Usha Varanasis (UV): After finishing our PhDs, Rao stayed in engineering, but I ventured into fisheries at NOAA. Once I became Director of the Northwest Fisheries Science Center, I realized we did not have enough experts in applied mathematics, knowledge that is needed for stock assessments. The Center then developed a deeper relationship with SAFS, and I got to know David Armstrong (then SAFS Director) quite well and worked with him to establish NWFSC-sponsored faculty position(s) in quantitative science.

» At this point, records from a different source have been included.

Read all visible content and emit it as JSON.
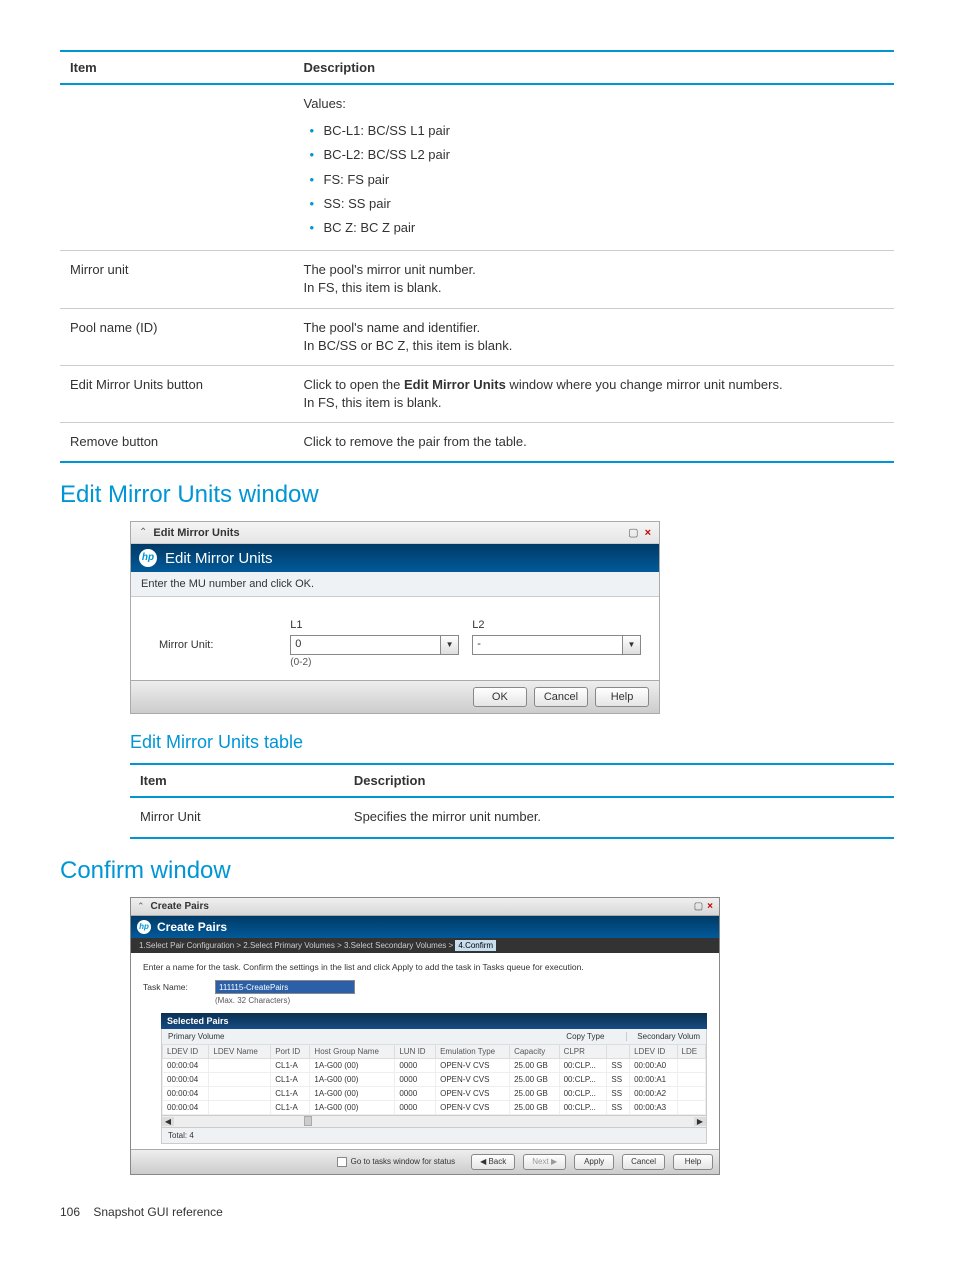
{
  "table1": {
    "headers": {
      "item": "Item",
      "desc": "Description"
    },
    "rows": {
      "r0": {
        "item": "",
        "values_label": "Values:",
        "bullets": [
          "BC-L1: BC/SS L1 pair",
          "BC-L2: BC/SS L2 pair",
          "FS: FS pair",
          "SS: SS pair",
          "BC Z: BC Z pair"
        ]
      },
      "r1": {
        "item": "Mirror unit",
        "l1": "The pool's mirror unit number.",
        "l2": "In FS, this item is blank."
      },
      "r2": {
        "item": "Pool name (ID)",
        "l1": "The pool's name and identifier.",
        "l2": "In BC/SS or BC Z, this item is blank."
      },
      "r3": {
        "item": "Edit Mirror Units button",
        "p1a": "Click to open the ",
        "p1b": "Edit Mirror Units",
        "p1c": " window where you change mirror unit numbers.",
        "l2": "In FS, this item is blank."
      },
      "r4": {
        "item": "Remove button",
        "l1": "Click to remove the pair from the table."
      }
    }
  },
  "h2_emu": "Edit Mirror Units window",
  "win1": {
    "bar_title": "Edit Mirror Units",
    "banner": "Edit Mirror Units",
    "sub": "Enter the MU number and click OK.",
    "label": "Mirror Unit:",
    "L1": {
      "h": "L1",
      "val": "0",
      "range": "(0-2)"
    },
    "L2": {
      "h": "L2",
      "val": "-"
    },
    "ok": "OK",
    "cancel": "Cancel",
    "help": "Help"
  },
  "h3_emu_table": "Edit Mirror Units table",
  "table2": {
    "headers": {
      "item": "Item",
      "desc": "Description"
    },
    "rows": {
      "r0": {
        "item": "Mirror Unit",
        "desc": "Specifies the mirror unit number."
      }
    }
  },
  "h2_confirm": "Confirm window",
  "win2": {
    "bar_title": "Create Pairs",
    "banner": "Create Pairs",
    "crumb": "1.Select Pair Configuration   >   2.Select Primary Volumes   >   3.Select Secondary Volumes   >   ",
    "crumb_active": "4.Confirm",
    "msg": "Enter a name for the task. Confirm the settings in the list and click Apply to add the task in Tasks queue for execution.",
    "taskname_label": "Task Name:",
    "taskname_value": "111115-CreatePairs",
    "taskname_hint": "(Max. 32 Characters)",
    "section": "Selected Pairs",
    "pv_left": "Primary Volume",
    "copytype": "Copy Type",
    "pv_right": "Secondary Volum",
    "cols": {
      "ldev": "LDEV ID",
      "ldevname": "LDEV Name",
      "port": "Port ID",
      "hg": "Host Group Name",
      "lun": "LUN ID",
      "emu": "Emulation Type",
      "cap": "Capacity",
      "clpr": "CLPR",
      "ct": "SS",
      "sldev": "LDEV ID",
      "slde": "LDE"
    },
    "rows": [
      {
        "ldev": "00:00:04",
        "ldevname": "",
        "port": "CL1-A",
        "hg": "1A-G00 (00)",
        "lun": "0000",
        "emu": "OPEN-V CVS",
        "cap": "25.00 GB",
        "clpr": "00:CLP...",
        "ct": "SS",
        "sldev": "00:00:A0"
      },
      {
        "ldev": "00:00:04",
        "ldevname": "",
        "port": "CL1-A",
        "hg": "1A-G00 (00)",
        "lun": "0000",
        "emu": "OPEN-V CVS",
        "cap": "25.00 GB",
        "clpr": "00:CLP...",
        "ct": "SS",
        "sldev": "00:00:A1"
      },
      {
        "ldev": "00:00:04",
        "ldevname": "",
        "port": "CL1-A",
        "hg": "1A-G00 (00)",
        "lun": "0000",
        "emu": "OPEN-V CVS",
        "cap": "25.00 GB",
        "clpr": "00:CLP...",
        "ct": "SS",
        "sldev": "00:00:A2"
      },
      {
        "ldev": "00:00:04",
        "ldevname": "",
        "port": "CL1-A",
        "hg": "1A-G00 (00)",
        "lun": "0000",
        "emu": "OPEN-V CVS",
        "cap": "25.00 GB",
        "clpr": "00:CLP...",
        "ct": "SS",
        "sldev": "00:00:A3"
      }
    ],
    "total": "Total: 4",
    "chk": "Go to tasks window for status",
    "back": "◀ Back",
    "next": "Next ▶",
    "apply": "Apply",
    "cancel": "Cancel",
    "help": "Help"
  },
  "footer": {
    "page": "106",
    "title": "Snapshot GUI reference"
  }
}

After David stepped down from the directorship, I worked with André Punt who applies quantitative methods to resource management. Our combined goal was to create a cohort of students who could be trained in collaboration with NOAA scientists on these matters and, in turn, increase expertise in stock assessments within NOAA. The partnership turned out to be successful and fruitful beyond our imagination, strengthening the relationship between the Center and SAFS. André is a wonderful teacher—he is not only a world-renowned stock assessment expert, but he also is a dedicated mentor to students. He was just the person we needed to grow talent in the field of quantitative fisheries. Recently, I have enjoyed working with Ray Hilborn on the membership committee of the Washington State Academy of Sciences and exploring opportunities to collaborate in India to assess coastal and ocean fisheries and support student training. Over the years, I’ve become more involved with the School personally as an Affiliate Faculty member and donor.
When did you start thinking about philanthropy?
UV: Around the early 2000s, we decided we wanted to give back to the community—to the academic institutions and the country that gave us so many opportunities. One of the best ways we thought we could do that is to provide the kind of resources to students that we had benefited from. We started by establishing endowments in the College of Engineering and the College of Arts and Sciences, and our interests have evolved since then to include the College of the Environment and other academic areas. We have an endowment in Mathematics that encourages math students to think about their studies as applied to environmental resource and fishery issues. We also have an abiding interest in supporting and promoting diversity and inclusivity across the University.
Do you have a favorite memory, experience, or event related to your giving in SAFS?
UV: We love to meet the students who have been helped by our funds and to stay connected to their work and careers. We invite all our student beneficiaries from across the University to our home so that they’ll get to know about each other and learn about what they are doing in their different fields. Interdisciplinary thinking is so critical. We also hope that they learn about how important philanthropy is in case they are in the position to give back one day.
One of my most memorable experiences in recent years was serving as a judge for the annual College of the Environment Research Derby. The experience encourages interdisciplinary thinking, which is at the core of our interests and philosophy. Rao and I also look forward to our annual meetings hosted by André with our Math undergraduates who interned at SAFS and NWFSC.
How has your philanthropy evolved and how does SAFS fit in?
UV: More recently, Rao and I have become interested in supporting environmental policy development, and our SAFS and SMEA endowment reflects that. What I’ve learned is that you can do great science—fantastic science—but it needs to effectively reach our community, policymakers, and leaders to make a bigger impact. Young scientists may not want to attend meetings such as fishery management councils, but André and the SAFS faculty understand how critical a scientific presence is in the public sphere. The students we have met confirm for us that SAFS is a fantastic training ground for producing the next generation of quantitative fisheries scientists Their research and interests are everything we could have hoped for as donors. We’re grateful to André, all the faculty and the staff we’ve interacted with in supporting these outstanding students, and we look forward to supporting more students in the future.